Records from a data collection
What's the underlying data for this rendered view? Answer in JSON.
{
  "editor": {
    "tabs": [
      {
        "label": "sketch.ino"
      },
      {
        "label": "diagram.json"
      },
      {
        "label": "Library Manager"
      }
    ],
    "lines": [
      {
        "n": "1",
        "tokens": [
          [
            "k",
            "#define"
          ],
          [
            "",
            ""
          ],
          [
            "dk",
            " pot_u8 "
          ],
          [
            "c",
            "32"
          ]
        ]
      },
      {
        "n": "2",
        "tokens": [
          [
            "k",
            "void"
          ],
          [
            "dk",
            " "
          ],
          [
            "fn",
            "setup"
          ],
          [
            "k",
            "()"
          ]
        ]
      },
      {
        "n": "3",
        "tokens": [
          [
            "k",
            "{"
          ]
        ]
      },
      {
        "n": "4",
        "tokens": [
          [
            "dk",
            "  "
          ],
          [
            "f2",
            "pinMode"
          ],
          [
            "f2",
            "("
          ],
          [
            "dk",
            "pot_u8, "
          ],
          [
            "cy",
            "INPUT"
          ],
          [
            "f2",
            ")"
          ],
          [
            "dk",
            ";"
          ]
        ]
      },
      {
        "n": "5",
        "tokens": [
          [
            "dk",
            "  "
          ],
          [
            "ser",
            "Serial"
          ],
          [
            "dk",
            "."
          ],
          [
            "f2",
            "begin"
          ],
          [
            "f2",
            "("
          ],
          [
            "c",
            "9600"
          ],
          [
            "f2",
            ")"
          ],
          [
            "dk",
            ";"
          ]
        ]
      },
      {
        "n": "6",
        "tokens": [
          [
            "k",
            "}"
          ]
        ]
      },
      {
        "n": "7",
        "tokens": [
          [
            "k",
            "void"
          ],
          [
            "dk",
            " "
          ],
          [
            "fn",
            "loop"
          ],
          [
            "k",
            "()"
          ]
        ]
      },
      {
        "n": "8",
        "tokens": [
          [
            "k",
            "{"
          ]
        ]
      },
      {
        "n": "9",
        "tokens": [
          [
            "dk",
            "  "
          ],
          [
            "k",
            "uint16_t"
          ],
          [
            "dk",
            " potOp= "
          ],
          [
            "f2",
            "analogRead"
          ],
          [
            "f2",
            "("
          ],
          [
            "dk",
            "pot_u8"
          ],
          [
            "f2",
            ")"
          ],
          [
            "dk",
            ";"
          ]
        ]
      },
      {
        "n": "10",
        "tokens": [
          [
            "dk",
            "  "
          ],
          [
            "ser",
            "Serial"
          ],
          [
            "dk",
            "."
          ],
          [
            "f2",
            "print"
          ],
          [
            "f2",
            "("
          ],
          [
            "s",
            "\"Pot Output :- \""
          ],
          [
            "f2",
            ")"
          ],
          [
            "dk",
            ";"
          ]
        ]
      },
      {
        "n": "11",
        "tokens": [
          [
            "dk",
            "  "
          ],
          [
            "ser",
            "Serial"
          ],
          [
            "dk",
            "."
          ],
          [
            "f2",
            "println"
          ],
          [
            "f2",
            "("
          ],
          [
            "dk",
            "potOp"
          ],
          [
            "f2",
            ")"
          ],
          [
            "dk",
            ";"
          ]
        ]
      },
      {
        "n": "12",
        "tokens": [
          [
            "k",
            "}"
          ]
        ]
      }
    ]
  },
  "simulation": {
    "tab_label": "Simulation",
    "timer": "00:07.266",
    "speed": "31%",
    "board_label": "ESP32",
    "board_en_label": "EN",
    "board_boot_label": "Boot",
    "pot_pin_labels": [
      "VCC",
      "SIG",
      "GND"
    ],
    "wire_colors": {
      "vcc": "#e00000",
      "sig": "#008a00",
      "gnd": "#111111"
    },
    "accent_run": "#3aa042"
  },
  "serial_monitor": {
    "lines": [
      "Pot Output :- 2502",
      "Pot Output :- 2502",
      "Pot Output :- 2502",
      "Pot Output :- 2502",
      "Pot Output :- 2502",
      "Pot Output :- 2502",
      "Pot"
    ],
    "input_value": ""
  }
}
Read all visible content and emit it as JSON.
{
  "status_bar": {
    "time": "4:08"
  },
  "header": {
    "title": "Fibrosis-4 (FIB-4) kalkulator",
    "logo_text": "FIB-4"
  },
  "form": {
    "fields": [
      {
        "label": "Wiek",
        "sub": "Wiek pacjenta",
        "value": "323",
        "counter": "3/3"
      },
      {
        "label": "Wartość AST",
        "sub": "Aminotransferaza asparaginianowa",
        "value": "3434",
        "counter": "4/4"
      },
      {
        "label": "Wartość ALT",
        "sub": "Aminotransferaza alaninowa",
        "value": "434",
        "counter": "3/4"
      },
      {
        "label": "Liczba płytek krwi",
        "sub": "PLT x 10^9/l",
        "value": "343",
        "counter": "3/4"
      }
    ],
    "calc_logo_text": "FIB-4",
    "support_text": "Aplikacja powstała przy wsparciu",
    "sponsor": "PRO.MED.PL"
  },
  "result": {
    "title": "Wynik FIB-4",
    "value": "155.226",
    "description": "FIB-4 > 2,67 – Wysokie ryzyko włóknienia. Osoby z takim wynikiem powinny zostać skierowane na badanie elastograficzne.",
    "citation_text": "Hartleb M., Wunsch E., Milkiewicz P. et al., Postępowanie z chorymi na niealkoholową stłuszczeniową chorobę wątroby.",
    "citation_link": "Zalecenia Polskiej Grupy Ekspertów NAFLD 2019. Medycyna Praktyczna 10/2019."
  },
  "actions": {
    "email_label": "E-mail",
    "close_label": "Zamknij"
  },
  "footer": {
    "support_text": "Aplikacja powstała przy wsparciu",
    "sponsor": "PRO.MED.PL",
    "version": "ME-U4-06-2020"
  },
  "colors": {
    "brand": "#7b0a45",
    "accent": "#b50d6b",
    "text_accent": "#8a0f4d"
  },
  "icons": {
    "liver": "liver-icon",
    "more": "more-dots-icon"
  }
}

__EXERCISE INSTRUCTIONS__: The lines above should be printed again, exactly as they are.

__EXERCISE RESULT__:
What's the underlying data for this rendered view? Answer in JSON.
{
  "editor": {
    "tabs": [
      {
        "label": "sketch.ino"
      },
      {
        "label": "diagram.json"
      },
      {
        "label": "Library Manager"
      }
    ],
    "lines": [
      {
        "n": "1",
        "tokens": [
          [
            "k",
            "#define"
          ],
          [
            "",
            ""
          ],
          [
            "dk",
            " pot_u8 "
          ],
          [
            "c",
            "32"
          ]
        ]
      },
      {
        "n": "2",
        "tokens": [
          [
            "k",
            "void"
          ],
          [
            "dk",
            " "
          ],
          [
            "fn",
            "setup"
          ],
          [
            "k",
            "()"
          ]
        ]
      },
      {
        "n": "3",
        "tokens": [
          [
            "k",
            "{"
          ]
        ]
      },
      {
        "n": "4",
        "tokens": [
          [
            "dk",
            "  "
          ],
          [
            "f2",
            "pinMode"
          ],
          [
            "f2",
            "("
          ],
          [
            "dk",
            "pot_u8, "
          ],
          [
            "cy",
            "INPUT"
          ],
          [
            "f2",
            ")"
          ],
          [
            "dk",
            ";"
          ]
        ]
      },
      {
        "n": "5",
        "tokens": [
          [
            "dk",
            "  "
          ],
          [
            "ser",
            "Serial"
          ],
          [
            "dk",
            "."
          ],
          [
            "f2",
            "begin"
          ],
          [
            "f2",
            "("
          ],
          [
            "c",
            "9600"
          ],
          [
            "f2",
            ")"
          ],
          [
            "dk",
            ";"
          ]
        ]
      },
      {
        "n": "6",
        "tokens": [
          [
            "k",
            "}"
          ]
        ]
      },
      {
        "n": "7",
        "tokens": [
          [
            "k",
            "void"
          ],
          [
            "dk",
            " "
          ],
          [
            "fn",
            "loop"
          ],
          [
            "k",
            "()"
          ]
        ]
      },
      {
        "n": "8",
        "tokens": [
          [
            "k",
            "{"
          ]
        ]
      },
      {
        "n": "9",
        "tokens": [
          [
            "dk",
            "  "
          ],
          [
            "k",
            "uint16_t"
          ],
          [
            "dk",
            " potOp= "
          ],
          [
            "f2",
            "analogRead"
          ],
          [
            "f2",
            "("
          ],
          [
            "dk",
            "pot_u8"
          ],
          [
            "f2",
            ")"
          ],
          [
            "dk",
            ";"
          ]
        ]
      },
      {
        "n": "10",
        "tokens": [
          [
            "dk",
            "  "
          ],
          [
            "ser",
            "Serial"
          ],
          [
            "dk",
            "."
          ],
          [
            "f2",
            "print"
          ],
          [
            "f2",
            "("
          ],
          [
            "s",
            "\"Pot Output :- \""
          ],
          [
            "f2",
            ")"
          ],
          [
            "dk",
            ";"
          ]
        ]
      },
      {
        "n": "11",
        "tokens": [
          [
            "dk",
            "  "
          ],
          [
            "ser",
            "Serial"
          ],
          [
            "dk",
            "."
          ],
          [
            "f2",
            "println"
          ],
          [
            "f2",
            "("
          ],
          [
            "dk",
            "potOp"
          ],
          [
            "f2",
            ")"
          ],
          [
            "dk",
            ";"
          ]
        ]
      },
      {
        "n": "12",
        "tokens": [
          [
            "k",
            "}"
          ]
        ]
      }
    ]
  },
  "simulation": {
    "tab_label": "Simulation",
    "timer": "00:07.266",
    "speed": "31%",
    "board_label": "ESP32",
    "board_en_label": "EN",
    "board_boot_label": "Boot",
    "pot_pin_labels": [
      "VCC",
      "SIG",
      "GND"
    ],
    "wire_colors": {
      "vcc": "#e00000",
      "sig": "#008a00",
      "gnd": "#111111"
    },
    "accent_run": "#3aa042"
  },
  "serial_monitor": {
    "lines": [
      "Pot Output :- 2502",
      "Pot Output :- 2502",
      "Pot Output :- 2502",
      "Pot Output :- 2502",
      "Pot Output :- 2502",
      "Pot Output :- 2502",
      "Pot"
    ],
    "input_value": ""
  }
}
Read all visible content and emit it as JSON.
{
  "status_bar": {
    "time": "4:08"
  },
  "header": {
    "title": "Fibrosis-4 (FIB-4) kalkulator",
    "logo_text": "FIB-4"
  },
  "form": {
    "fields": [
      {
        "label": "Wiek",
        "sub": "Wiek pacjenta",
        "value": "323",
        "counter": "3/3"
      },
      {
        "label": "Wartość AST",
        "sub": "Aminotransferaza asparaginianowa",
        "value": "3434",
        "counter": "4/4"
      },
      {
        "label": "Wartość ALT",
        "sub": "Aminotransferaza alaninowa",
        "value": "434",
        "counter": "3/4"
      },
      {
        "label": "Liczba płytek krwi",
        "sub": "PLT x 10^9/l",
        "value": "343",
        "counter": "3/4"
      }
    ],
    "calc_logo_text": "FIB-4",
    "support_text": "Aplikacja powstała przy wsparciu",
    "sponsor": "PRO.MED.PL"
  },
  "result": {
    "title": "Wynik FIB-4",
    "value": "155.226",
    "description": "FIB-4 > 2,67 – Wysokie ryzyko włóknienia. Osoby z takim wynikiem powinny zostać skierowane na badanie elastograficzne.",
    "citation_text": "Hartleb M., Wunsch E., Milkiewicz P. et al., Postępowanie z chorymi na niealkoholową stłuszczeniową chorobę wątroby.",
    "citation_link": "Zalecenia Polskiej Grupy Ekspertów NAFLD 2019. Medycyna Praktyczna 10/2019."
  },
  "actions": {
    "email_label": "E-mail",
    "close_label": "Zamknij"
  },
  "footer": {
    "support_text": "Aplikacja powstała przy wsparciu",
    "sponsor": "PRO.MED.PL",
    "version": "ME-U4-06-2020"
  },
  "colors": {
    "brand": "#7b0a45",
    "accent": "#b50d6b",
    "text_accent": "#8a0f4d"
  },
  "icons": {
    "liver": "liver-icon",
    "more": "more-dots-icon"
  }
}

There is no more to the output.